    19. Miguel Urquiola, 2015. "Progress and challenges in achieving an evidence-based education policy in Latin America and the Caribbean," Latin American Economic Review, Springer;Centro de Investigaciòn y Docencia Económica (CIDE), vol. 24(1), pages 1-30, December.
    20. Aaron Chatterji, 2017. "Innovation and American K-12 Education," NBER Working Papers 23531, National Bureau of Economic Research, Inc.

    More about this item

    Statistics

    Access and download statistics

    Corrections

    All material on this site has been provided by the respective publishers and authors. You can help correct errors and omissions. When requesting a correction, please mention this item's handle: RePEc:taf:jdevef:v:6:y:2014:i:3:p:300-323. See general information about how to correct material in RePEc.

    For technical questions regarding this item, or to correct its authors, title, abstract, bibliographic or download information, contact: (Chris Longhurst). General contact details of provider: http://www.tandfonline.com/RJDE20 .

    If you have authored this item and are not yet registered with RePEc, we encourage you to do it here. This allows to link your profile to this item. It also allows you to accept potential citations to this item that we are uncertain about.

    If CitEc recognized a reference but did not link an item in RePEc to it, you can help with this form .

    If you know of missing items citing this one, you can help us creating those links by adding the relevant references in the same way as above, for each refering item. If you are a registered author of this item, you may also want to check the "citations" tab in your RePEc Author Service profile, as there may be some citations waiting for confirmation.

    Please note that corrections may take a couple of weeks to filter through the various RePEc services.

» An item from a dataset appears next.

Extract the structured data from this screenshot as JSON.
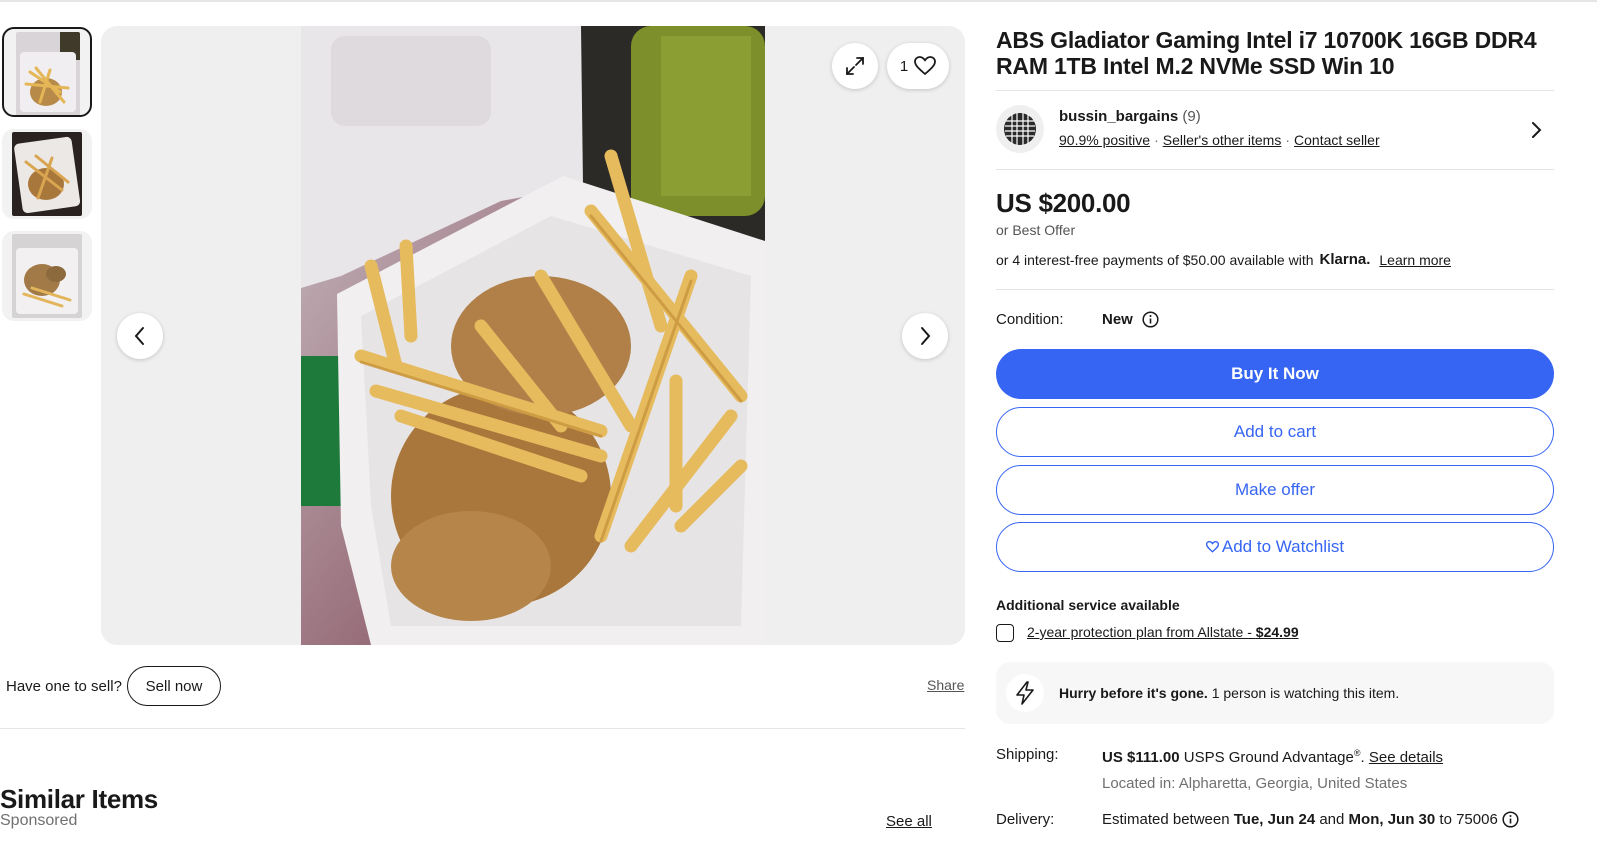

    IDEAS is a RePEc service hosted by the Research Division of the Federal Reserve Bank of St. Louis . RePEc uses bibliographic data supplied by the respective publishers.